Rutland is the smallest county in England, and indeed the smallest of them all after Clackmannanshire and Kinross-shire.
It sits squarely in the Midlands, between Northamptonshire to the south, Lincolnshire to the east and Leicestershire to the west.
Rutland is almost entirely agricultural, the only towns of any size being Oakham and Uppingham, both small and charming. Elsewhere Rutland is characterized by delightful villages, distinct according to their location: those in the east of the county are built mostly in oolitic limestone, those in the south and west more in warm limestone.

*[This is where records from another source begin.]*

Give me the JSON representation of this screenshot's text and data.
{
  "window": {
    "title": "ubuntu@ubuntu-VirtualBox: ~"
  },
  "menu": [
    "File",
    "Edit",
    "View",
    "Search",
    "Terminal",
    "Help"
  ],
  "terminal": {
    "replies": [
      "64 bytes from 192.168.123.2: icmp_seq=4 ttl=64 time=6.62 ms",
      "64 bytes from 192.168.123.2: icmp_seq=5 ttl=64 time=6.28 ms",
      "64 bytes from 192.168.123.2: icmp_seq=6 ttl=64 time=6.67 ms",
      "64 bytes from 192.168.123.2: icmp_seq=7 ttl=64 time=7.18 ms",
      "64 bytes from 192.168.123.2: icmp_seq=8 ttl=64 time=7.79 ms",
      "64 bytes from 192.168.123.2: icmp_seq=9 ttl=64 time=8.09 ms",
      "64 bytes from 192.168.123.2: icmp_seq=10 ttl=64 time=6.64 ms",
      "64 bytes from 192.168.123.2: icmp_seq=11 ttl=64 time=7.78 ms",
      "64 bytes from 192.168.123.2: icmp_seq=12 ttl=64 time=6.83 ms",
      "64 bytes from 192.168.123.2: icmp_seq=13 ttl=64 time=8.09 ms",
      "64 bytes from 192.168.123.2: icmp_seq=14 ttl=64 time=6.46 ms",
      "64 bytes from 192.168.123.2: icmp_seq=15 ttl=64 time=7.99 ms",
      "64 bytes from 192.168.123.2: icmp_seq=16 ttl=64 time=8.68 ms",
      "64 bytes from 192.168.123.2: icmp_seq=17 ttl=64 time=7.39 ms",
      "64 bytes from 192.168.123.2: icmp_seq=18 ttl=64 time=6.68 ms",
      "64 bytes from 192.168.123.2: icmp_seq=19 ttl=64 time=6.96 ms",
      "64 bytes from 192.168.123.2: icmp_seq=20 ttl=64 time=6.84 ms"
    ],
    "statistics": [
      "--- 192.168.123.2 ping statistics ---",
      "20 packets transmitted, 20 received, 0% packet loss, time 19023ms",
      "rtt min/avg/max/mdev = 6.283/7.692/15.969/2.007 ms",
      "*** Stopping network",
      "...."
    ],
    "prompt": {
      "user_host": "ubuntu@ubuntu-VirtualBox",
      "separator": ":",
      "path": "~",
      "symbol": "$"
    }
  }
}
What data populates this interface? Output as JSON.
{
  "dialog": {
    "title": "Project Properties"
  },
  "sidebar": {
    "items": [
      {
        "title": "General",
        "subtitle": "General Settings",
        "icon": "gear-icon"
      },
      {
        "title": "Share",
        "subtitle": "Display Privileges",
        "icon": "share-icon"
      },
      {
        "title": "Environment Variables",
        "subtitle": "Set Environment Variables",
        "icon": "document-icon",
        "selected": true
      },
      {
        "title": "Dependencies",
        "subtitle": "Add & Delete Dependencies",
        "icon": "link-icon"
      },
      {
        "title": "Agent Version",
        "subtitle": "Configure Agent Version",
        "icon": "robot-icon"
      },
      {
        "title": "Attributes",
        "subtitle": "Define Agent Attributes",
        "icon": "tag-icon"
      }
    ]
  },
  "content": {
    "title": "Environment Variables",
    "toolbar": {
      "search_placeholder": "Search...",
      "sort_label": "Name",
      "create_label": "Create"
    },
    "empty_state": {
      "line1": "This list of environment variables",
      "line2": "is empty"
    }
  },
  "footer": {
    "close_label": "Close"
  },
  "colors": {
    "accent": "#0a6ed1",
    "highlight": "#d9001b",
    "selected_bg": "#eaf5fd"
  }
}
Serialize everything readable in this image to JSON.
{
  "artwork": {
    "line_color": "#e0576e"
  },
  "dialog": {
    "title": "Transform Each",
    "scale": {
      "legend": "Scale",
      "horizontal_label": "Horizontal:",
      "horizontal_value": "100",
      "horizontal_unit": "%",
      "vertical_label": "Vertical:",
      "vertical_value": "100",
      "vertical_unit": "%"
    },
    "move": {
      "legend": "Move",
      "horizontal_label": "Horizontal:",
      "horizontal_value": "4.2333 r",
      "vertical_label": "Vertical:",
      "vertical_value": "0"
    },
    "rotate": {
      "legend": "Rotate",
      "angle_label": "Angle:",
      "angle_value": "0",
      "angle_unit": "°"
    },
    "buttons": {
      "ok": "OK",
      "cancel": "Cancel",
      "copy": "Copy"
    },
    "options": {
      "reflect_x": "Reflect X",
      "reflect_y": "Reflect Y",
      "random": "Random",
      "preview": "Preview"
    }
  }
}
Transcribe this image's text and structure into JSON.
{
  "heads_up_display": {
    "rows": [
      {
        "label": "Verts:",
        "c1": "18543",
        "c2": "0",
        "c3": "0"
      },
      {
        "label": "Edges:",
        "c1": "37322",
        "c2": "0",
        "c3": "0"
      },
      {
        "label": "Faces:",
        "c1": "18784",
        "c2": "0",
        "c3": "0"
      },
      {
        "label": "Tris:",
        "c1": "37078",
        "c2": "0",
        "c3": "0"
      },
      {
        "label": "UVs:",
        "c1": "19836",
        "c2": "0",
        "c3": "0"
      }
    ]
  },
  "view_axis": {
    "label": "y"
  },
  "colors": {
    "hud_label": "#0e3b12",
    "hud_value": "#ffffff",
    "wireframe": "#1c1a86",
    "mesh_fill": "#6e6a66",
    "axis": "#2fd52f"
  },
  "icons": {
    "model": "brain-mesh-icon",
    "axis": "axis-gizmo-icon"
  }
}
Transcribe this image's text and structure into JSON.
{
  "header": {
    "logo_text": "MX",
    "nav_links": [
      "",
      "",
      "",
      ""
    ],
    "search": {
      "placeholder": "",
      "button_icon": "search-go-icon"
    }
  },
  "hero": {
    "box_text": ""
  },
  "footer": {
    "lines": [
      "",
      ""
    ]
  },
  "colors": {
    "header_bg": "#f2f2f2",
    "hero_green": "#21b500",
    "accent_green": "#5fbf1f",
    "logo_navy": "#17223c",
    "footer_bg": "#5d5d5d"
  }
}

Rutland is a well watered place; the Eye Brook, the Chater, and the Gwash flowing through green vales between rolling hills. The south-eastern border is the Welland. The Gwash was dammed in the 1970s, flooding a huge area for a reservoir; Rutland Water. Although its construction was the subject of considerable opposition and involved the demolition of the hamlet of Nether Hambleton, Rutland Water today provides a major recreational resource to the county and is a wetland of international wildlife importance. Around Uppingham the ground rises into broken and picturesque scenery.
The county town, Oakham lies in the Vale of Catmose. It is a small, charming market town centred around a small square and market-cross. Oakham Castle, within the town, is a fortified manor house with an important 12th century great hall and home of an extraordinary collection of presentation horseshoes.
County Town: Oakham
Main Towns: Cottesmore, Ketton, Oakham, Market Overton, Uppingham.
Main Rivers: Welland, Eye, Gwash, Chater.
Highlights: Market place, Oakham; Oakham School; Rutland Water.
Highest Point: Flitteriss Park, 646 feet (SK 827 085).
Area: 152 sq miles
County Flower: Clustered Bellflower